## Recorded data
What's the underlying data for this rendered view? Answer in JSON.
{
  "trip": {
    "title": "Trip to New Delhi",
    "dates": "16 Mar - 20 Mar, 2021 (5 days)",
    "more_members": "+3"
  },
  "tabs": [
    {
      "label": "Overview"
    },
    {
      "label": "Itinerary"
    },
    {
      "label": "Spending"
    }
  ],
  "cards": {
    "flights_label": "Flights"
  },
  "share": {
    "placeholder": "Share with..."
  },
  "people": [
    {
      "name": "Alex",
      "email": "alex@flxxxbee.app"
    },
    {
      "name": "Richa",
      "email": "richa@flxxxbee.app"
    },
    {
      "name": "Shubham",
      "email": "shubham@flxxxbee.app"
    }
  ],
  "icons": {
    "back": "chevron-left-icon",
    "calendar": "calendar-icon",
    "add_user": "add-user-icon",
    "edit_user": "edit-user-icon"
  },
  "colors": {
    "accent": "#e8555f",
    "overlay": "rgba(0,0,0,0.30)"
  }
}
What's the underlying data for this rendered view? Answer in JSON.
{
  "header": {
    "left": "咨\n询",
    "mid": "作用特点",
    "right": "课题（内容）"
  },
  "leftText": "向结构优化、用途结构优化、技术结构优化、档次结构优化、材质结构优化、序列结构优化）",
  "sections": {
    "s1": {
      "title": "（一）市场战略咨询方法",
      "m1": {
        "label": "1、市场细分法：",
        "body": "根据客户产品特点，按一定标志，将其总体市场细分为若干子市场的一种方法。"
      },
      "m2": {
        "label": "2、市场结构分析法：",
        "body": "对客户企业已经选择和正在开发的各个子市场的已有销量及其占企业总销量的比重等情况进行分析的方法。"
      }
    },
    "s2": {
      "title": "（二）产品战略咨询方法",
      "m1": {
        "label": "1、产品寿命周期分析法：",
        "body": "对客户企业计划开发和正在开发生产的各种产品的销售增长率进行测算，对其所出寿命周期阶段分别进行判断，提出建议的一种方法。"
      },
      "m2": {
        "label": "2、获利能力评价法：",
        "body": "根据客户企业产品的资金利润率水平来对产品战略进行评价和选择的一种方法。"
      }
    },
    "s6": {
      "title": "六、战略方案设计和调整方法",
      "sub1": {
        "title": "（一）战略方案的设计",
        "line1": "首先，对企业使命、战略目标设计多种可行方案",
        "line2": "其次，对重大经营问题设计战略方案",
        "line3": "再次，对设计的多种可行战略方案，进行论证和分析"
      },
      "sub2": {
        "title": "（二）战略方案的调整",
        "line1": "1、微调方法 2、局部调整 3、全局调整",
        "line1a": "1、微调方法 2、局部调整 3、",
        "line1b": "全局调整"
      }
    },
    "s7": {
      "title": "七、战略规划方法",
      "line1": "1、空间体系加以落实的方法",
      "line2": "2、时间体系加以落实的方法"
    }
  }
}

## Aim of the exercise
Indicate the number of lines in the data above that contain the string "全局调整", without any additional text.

## Solution
2